Could you reproduce all of the entries below without a single change?

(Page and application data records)
____________

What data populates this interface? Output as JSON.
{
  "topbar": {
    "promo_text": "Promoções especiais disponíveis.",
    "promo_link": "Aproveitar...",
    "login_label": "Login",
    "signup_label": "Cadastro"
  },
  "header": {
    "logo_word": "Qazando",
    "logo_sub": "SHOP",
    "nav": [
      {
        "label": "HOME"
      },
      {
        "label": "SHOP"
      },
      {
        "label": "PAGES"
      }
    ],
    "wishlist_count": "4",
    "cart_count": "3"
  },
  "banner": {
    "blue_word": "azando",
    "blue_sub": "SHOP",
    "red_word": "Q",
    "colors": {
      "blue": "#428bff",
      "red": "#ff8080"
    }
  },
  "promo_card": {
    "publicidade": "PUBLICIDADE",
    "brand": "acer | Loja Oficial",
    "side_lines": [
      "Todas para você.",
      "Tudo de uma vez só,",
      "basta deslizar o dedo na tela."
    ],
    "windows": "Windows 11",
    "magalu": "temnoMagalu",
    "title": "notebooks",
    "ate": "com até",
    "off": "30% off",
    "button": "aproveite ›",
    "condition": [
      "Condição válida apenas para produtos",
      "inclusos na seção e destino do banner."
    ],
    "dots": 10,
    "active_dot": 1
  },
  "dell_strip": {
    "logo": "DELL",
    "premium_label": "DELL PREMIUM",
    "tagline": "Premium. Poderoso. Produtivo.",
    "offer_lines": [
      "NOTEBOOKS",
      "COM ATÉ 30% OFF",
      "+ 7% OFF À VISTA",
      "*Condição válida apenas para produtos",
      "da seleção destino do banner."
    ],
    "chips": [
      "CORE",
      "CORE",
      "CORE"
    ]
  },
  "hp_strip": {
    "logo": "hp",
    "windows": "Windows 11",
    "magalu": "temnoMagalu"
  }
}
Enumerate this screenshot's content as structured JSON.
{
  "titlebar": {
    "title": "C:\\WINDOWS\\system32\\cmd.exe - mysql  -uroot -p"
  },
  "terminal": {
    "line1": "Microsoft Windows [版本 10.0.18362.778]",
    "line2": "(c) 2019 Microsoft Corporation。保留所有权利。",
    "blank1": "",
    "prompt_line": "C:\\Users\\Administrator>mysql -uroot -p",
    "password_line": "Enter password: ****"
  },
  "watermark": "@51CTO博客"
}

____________

- [RESPONSE BELOW]:
What data populates this interface? Output as JSON.
{
  "topbar": {
    "promo_text": "Promoções especiais disponíveis.",
    "promo_link": "Aproveitar...",
    "login_label": "Login",
    "signup_label": "Cadastro"
  },
  "header": {
    "logo_word": "Qazando",
    "logo_sub": "SHOP",
    "nav": [
      {
        "label": "HOME"
      },
      {
        "label": "SHOP"
      },
      {
        "label": "PAGES"
      }
    ],
    "wishlist_count": "4",
    "cart_count": "3"
  },
  "banner": {
    "blue_word": "azando",
    "blue_sub": "SHOP",
    "red_word": "Q",
    "colors": {
      "blue": "#428bff",
      "red": "#ff8080"
    }
  },
  "promo_card": {
    "publicidade": "PUBLICIDADE",
    "brand": "acer | Loja Oficial",
    "side_lines": [
      "Todas para você.",
      "Tudo de uma vez só,",
      "basta deslizar o dedo na tela."
    ],
    "windows": "Windows 11",
    "magalu": "temnoMagalu",
    "title": "notebooks",
    "ate": "com até",
    "off": "30% off",
    "button": "aproveite ›",
    "condition": [
      "Condição válida apenas para produtos",
      "inclusos na seção e destino do banner."
    ],
    "dots": 10,
    "active_dot": 1
  },
  "dell_strip": {
    "logo": "DELL",
    "premium_label": "DELL PREMIUM",
    "tagline": "Premium. Poderoso. Produtivo.",
    "offer_lines": [
      "NOTEBOOKS",
      "COM ATÉ 30% OFF",
      "+ 7% OFF À VISTA",
      "*Condição válida apenas para produtos",
      "da seleção destino do banner."
    ],
    "chips": [
      "CORE",
      "CORE",
      "CORE"
    ]
  },
  "hp_strip": {
    "logo": "hp",
    "windows": "Windows 11",
    "magalu": "temnoMagalu"
  }
}
Enumerate this screenshot's content as structured JSON.
{
  "titlebar": {
    "title": "C:\\WINDOWS\\system32\\cmd.exe - mysql  -uroot -p"
  },
  "terminal": {
    "line1": "Microsoft Windows [版本 10.0.18362.778]",
    "line2": "(c) 2019 Microsoft Corporation。保留所有权利。",
    "blank1": "",
    "prompt_line": "C:\\Users\\Administrator>mysql -uroot -p",
    "password_line": "Enter password: ****"
  },
  "watermark": "@51CTO博客"
}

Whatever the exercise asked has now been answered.